═════ Data shown ═════

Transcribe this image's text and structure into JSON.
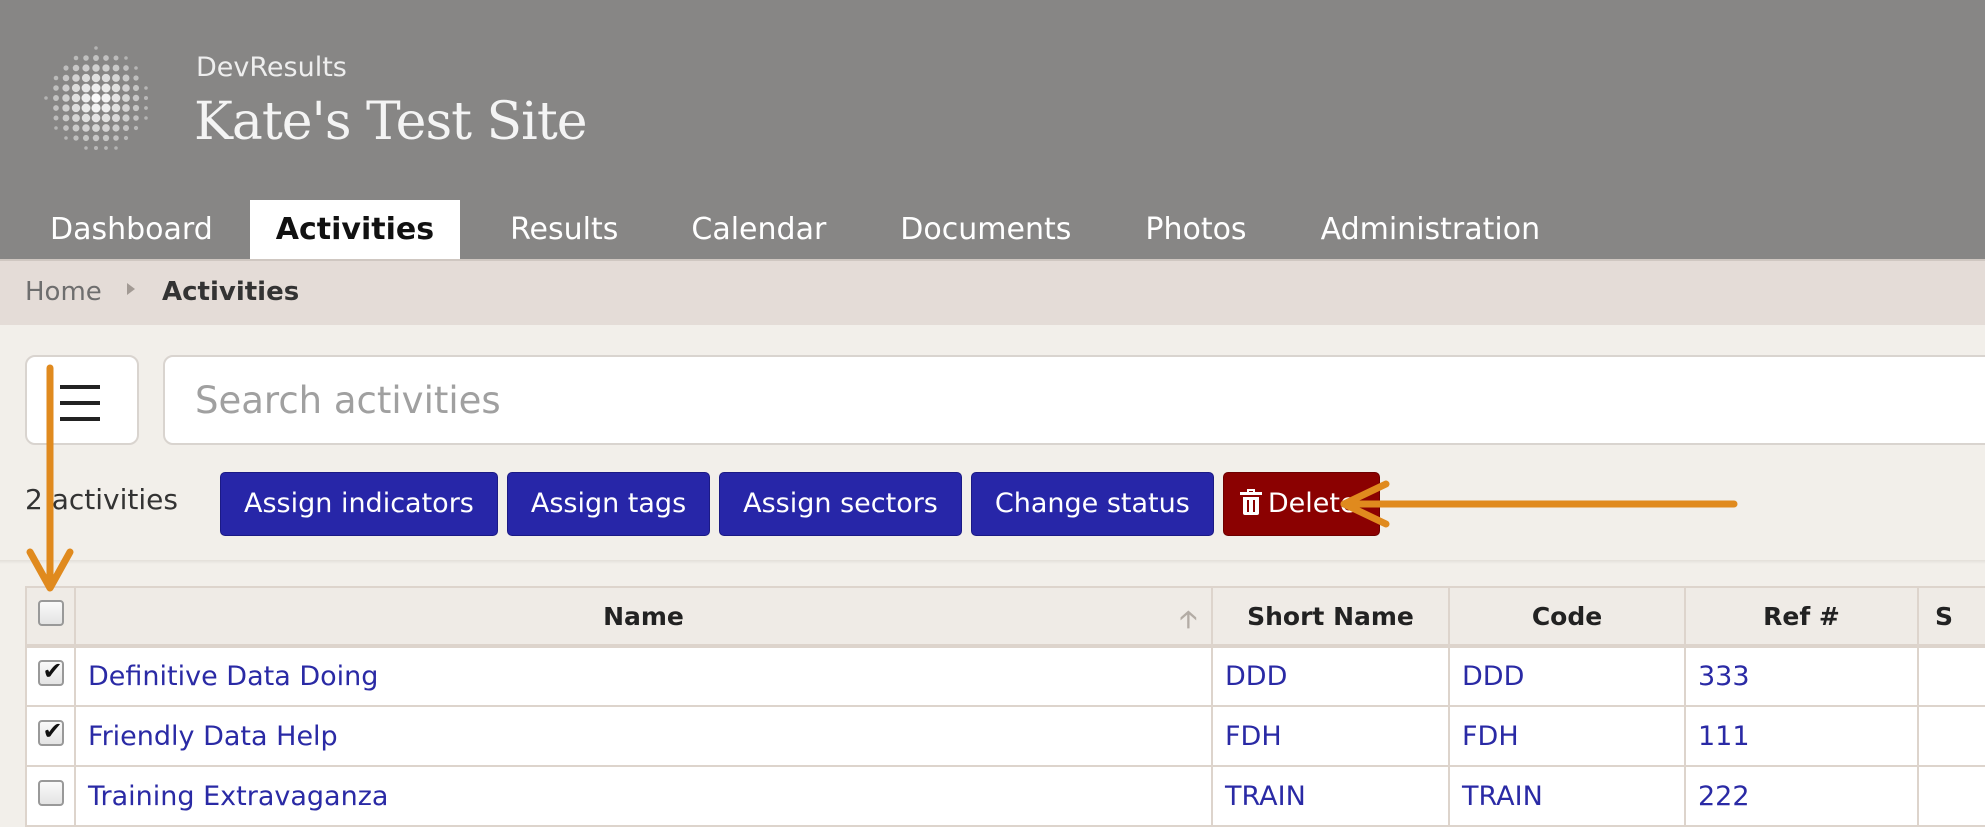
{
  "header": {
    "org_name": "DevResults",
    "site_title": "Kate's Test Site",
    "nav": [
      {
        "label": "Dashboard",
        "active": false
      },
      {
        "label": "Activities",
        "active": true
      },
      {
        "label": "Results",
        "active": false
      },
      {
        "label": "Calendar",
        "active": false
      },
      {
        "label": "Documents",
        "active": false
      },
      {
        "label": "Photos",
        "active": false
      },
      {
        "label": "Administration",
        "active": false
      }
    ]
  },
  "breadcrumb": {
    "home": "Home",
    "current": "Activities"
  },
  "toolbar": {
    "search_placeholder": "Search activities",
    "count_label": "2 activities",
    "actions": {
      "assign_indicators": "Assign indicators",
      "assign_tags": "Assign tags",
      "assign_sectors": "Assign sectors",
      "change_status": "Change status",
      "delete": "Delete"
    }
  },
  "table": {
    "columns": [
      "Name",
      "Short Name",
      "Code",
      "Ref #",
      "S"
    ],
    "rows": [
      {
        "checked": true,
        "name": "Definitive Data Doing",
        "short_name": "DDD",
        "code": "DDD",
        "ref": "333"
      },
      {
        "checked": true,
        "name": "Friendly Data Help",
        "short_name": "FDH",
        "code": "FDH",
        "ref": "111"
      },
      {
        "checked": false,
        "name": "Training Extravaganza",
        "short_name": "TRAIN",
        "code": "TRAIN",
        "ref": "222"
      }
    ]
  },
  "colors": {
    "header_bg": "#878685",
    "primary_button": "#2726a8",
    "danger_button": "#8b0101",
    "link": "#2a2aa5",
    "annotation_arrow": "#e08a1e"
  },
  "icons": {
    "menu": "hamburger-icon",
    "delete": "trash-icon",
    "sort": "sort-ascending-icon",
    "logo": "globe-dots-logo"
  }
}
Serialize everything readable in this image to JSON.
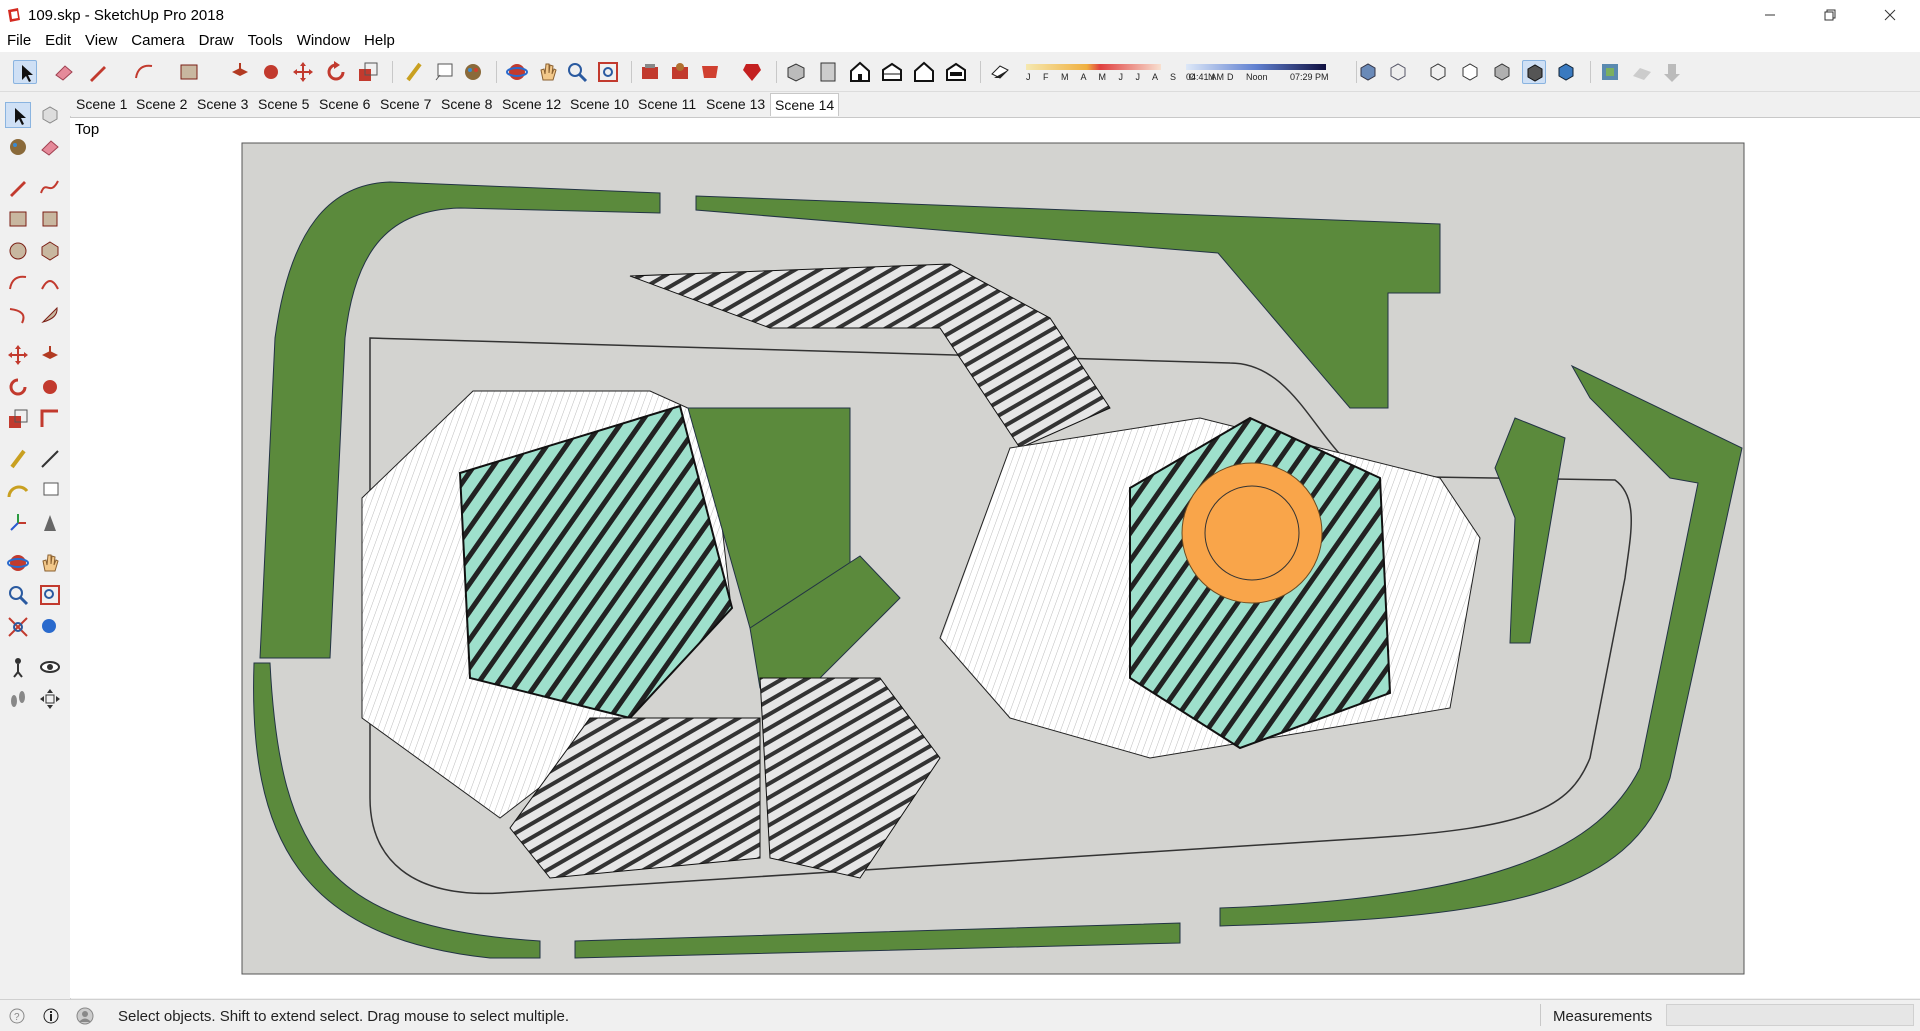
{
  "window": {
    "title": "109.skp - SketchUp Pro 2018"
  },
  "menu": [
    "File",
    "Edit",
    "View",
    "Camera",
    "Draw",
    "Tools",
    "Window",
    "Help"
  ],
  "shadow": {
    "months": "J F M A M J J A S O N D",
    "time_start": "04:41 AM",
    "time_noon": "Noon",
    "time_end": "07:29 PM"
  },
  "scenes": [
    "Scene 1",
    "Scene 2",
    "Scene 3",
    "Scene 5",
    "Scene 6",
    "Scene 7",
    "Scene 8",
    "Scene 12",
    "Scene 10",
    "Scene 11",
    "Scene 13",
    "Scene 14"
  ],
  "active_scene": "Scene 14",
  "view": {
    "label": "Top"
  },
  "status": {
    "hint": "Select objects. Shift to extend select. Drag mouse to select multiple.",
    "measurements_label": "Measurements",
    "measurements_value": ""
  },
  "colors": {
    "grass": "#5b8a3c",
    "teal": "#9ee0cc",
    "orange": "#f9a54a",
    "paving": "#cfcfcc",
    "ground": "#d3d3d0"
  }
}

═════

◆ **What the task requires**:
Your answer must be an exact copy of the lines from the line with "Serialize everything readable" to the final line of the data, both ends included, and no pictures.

◆ **Response**:
Serialize everything readable in this image to JSON.
{
  "window": {
    "title": "109.skp - SketchUp Pro 2018"
  },
  "menu": [
    "File",
    "Edit",
    "View",
    "Camera",
    "Draw",
    "Tools",
    "Window",
    "Help"
  ],
  "shadow": {
    "months": "J F M A M J J A S O N D",
    "time_start": "04:41 AM",
    "time_noon": "Noon",
    "time_end": "07:29 PM"
  },
  "scenes": [
    "Scene 1",
    "Scene 2",
    "Scene 3",
    "Scene 5",
    "Scene 6",
    "Scene 7",
    "Scene 8",
    "Scene 12",
    "Scene 10",
    "Scene 11",
    "Scene 13",
    "Scene 14"
  ],
  "active_scene": "Scene 14",
  "view": {
    "label": "Top"
  },
  "status": {
    "hint": "Select objects. Shift to extend select. Drag mouse to select multiple.",
    "measurements_label": "Measurements",
    "measurements_value": ""
  },
  "colors": {
    "grass": "#5b8a3c",
    "teal": "#9ee0cc",
    "orange": "#f9a54a",
    "paving": "#cfcfcc",
    "ground": "#d3d3d0"
  }
}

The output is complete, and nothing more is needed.